In cold, hostile stretches of snow that would mean death for most of the worlds' plants, a watermelon red algae has staked out a surprisingly productive existence, scientists say. Further understanding of how the algae thrives in such inhospitable conditions may help scientists engineer hardier crops. The algae may also prove to be a small but significant sink for the greenhouse gas carbon dioxide.
Mountaineers trekking through snow on every continent besides Africa have reported seeing Chlamydomonas nivalis--sometimes called watermelon algae because of its color and faint fruity scent. But few scientists have studied the unusual organism, says plant biologist Thomas Vogelmann of the University of Vermont in Burlington. Lugging equipment into its remote habitat is a hassle, and scientists have not yet succeeded in culturing the algae in the lab.
To find out more about the enigmatic algae, Vogelmann and colleagues headed into the Rocky Mountains. They measured how much carbon dioxide the algae took up and released using a Plexiglass box with sensors. They found that rich patches of the algae took up carbon dioxide at about 10% the rate of an average green plant--far more than expected, the team reports online 7 January in the Proceedings of the National Academy of Sciences.

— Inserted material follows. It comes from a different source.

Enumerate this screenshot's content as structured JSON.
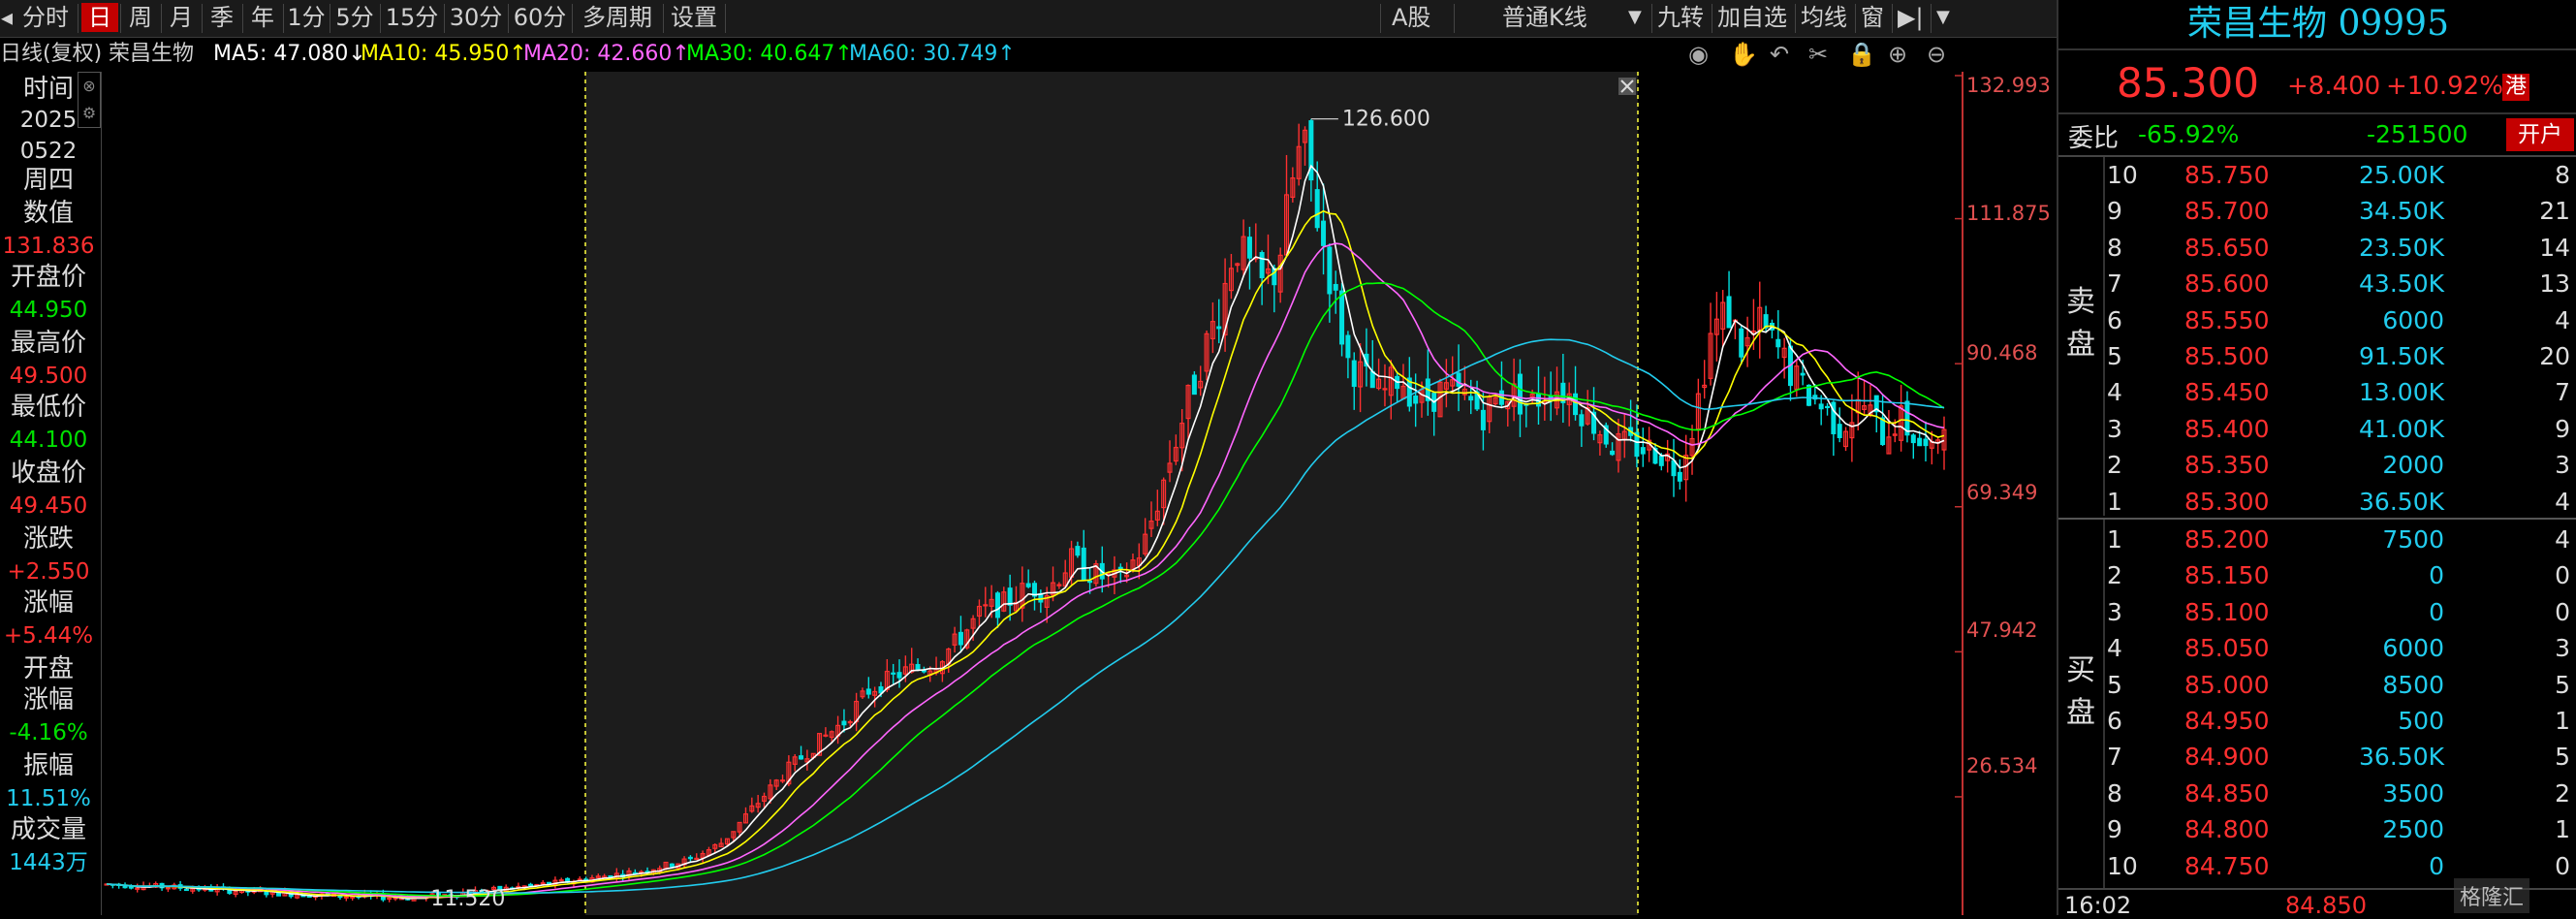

"What was surprising was that the algae was as active as it was," says ecologist Chris Field of the Carnegie Institution of Washington in Stanford, California. "It basically shows that you can have active, interesting, productive communities under extreme conditions." The next step is to learn more about how the algae cope with low temperatures and extremely bright light, Vogelmann says. His team eventually hopes to pair more detailed estimates of how much carbon the algae sucks up with satellite data estimating its distribution, thus seeing if it plays a substantial part in the cycling of carbon dioxide.